If someone other than the Federal Reserve were purchasing these bonds, the interest payments would go to them. China makes large purchases of U.S. debt and in turn we pay it enough interest annually to fund its military. If the Federal Reserve is purchasing most of the Treasury bonds at each auction, interest must be paid to it, but unlike another buyer, the Fed kicks back most of the interest to the Treasury. That is income that the Treasury would not receive from sovereign or private buyers.
Sounds OK, so what’s the problem? The Treasury is now at the point where it must sell bonds just to pay the interest on already-issued debt. Repayment of actual principal is all but impossible, so new debt must be issued just to pay off the old debt, creating a never-ending cycle of quantitative easing.
If interest rates rise for any number of reasons, we may soon come to a point when debt service is impossible. That will be when this elaborate scheme between the Fed and the Treasury falls apart. Who knows what the catalyst might be that sparks rising interest rates? Perhaps other foreign central banks will intervene when the goods they import get too expensive. Some say the “Arab Spring” was sparked by rising food prices in countries where a family might use 60 percent of its monthly income feeding itself. Fingers were pointed at Fed Chairman Ben Bernake, I recall.
So why should U.S. citizens worry about what the Federal Reserve is doing? Because your way of life and your future depend on it.

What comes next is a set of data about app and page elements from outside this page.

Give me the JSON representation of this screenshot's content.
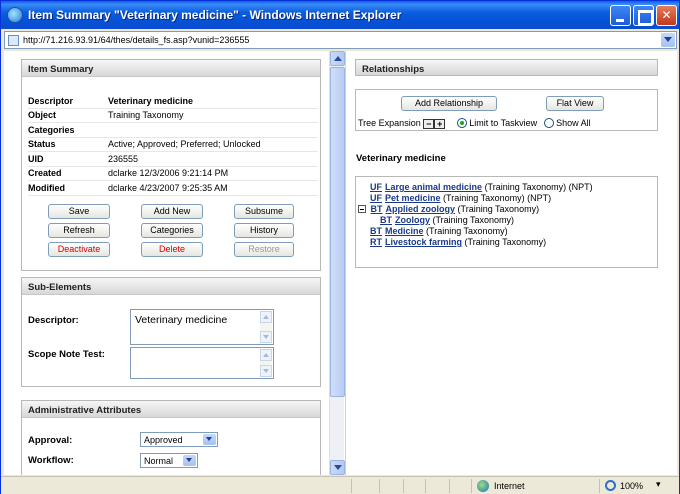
{
  "window": {
    "title": "Item Summary \"Veterinary medicine\" - Windows Internet Explorer",
    "url": "http://71.216.93.91/64/thes/details_fs.asp?vunid=236555"
  },
  "item_summary": {
    "header": "Item Summary",
    "rows": [
      {
        "key": "Descriptor",
        "value": "Veterinary medicine"
      },
      {
        "key": "Object",
        "value": "Training Taxonomy"
      },
      {
        "key": "Categories",
        "value": ""
      },
      {
        "key": "Status",
        "value": "Active; Approved; Preferred; Unlocked"
      },
      {
        "key": "UID",
        "value": "236555"
      },
      {
        "key": "Created",
        "value": "dclarke 12/3/2006 9:21:14 PM"
      },
      {
        "key": "Modified",
        "value": "dclarke 4/23/2007 9:25:35 AM"
      }
    ],
    "buttons": {
      "save": "Save",
      "add_new": "Add New",
      "subsume": "Subsume",
      "refresh": "Refresh",
      "categories": "Categories",
      "history": "History",
      "deactivate": "Deactivate",
      "delete": "Delete",
      "restore": "Restore"
    }
  },
  "sub_elements": {
    "header": "Sub-Elements",
    "descriptor_label": "Descriptor:",
    "descriptor_value": "Veterinary medicine",
    "scope_note_label": "Scope Note Test:",
    "scope_note_value": ""
  },
  "admin": {
    "header": "Administrative Attributes",
    "approval_label": "Approval:",
    "approval_value": "Approved",
    "workflow_label": "Workflow:",
    "workflow_value": "Normal"
  },
  "relationships": {
    "header": "Relationships",
    "add_button": "Add Relationship",
    "flat_view_button": "Flat View",
    "tree_expansion_label": "Tree Expansion",
    "limit_option": "Limit to Taskview",
    "show_all_option": "Show All",
    "current_term": "Veterinary medicine",
    "items": [
      {
        "type": "UF",
        "term": "Large animal medicine",
        "note": "(Training Taxonomy) (NPT)"
      },
      {
        "type": "UF",
        "term": "Pet medicine",
        "note": "(Training Taxonomy) (NPT)"
      },
      {
        "type": "BT",
        "term": "Applied zoology",
        "note": "(Training Taxonomy)"
      },
      {
        "type": "BT",
        "term": "Zoology",
        "note": "(Training Taxonomy)"
      },
      {
        "type": "BT",
        "term": "Medicine",
        "note": "(Training Taxonomy)"
      },
      {
        "type": "RT",
        "term": "Livestock farming",
        "note": "(Training Taxonomy)"
      }
    ]
  },
  "statusbar": {
    "zone": "Internet",
    "zoom": "100%"
  }
}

Carol Perry is a retired financial adviser and has been a Northern Nevada resident since 1983. She can be reached at Carol_Perry@att.net.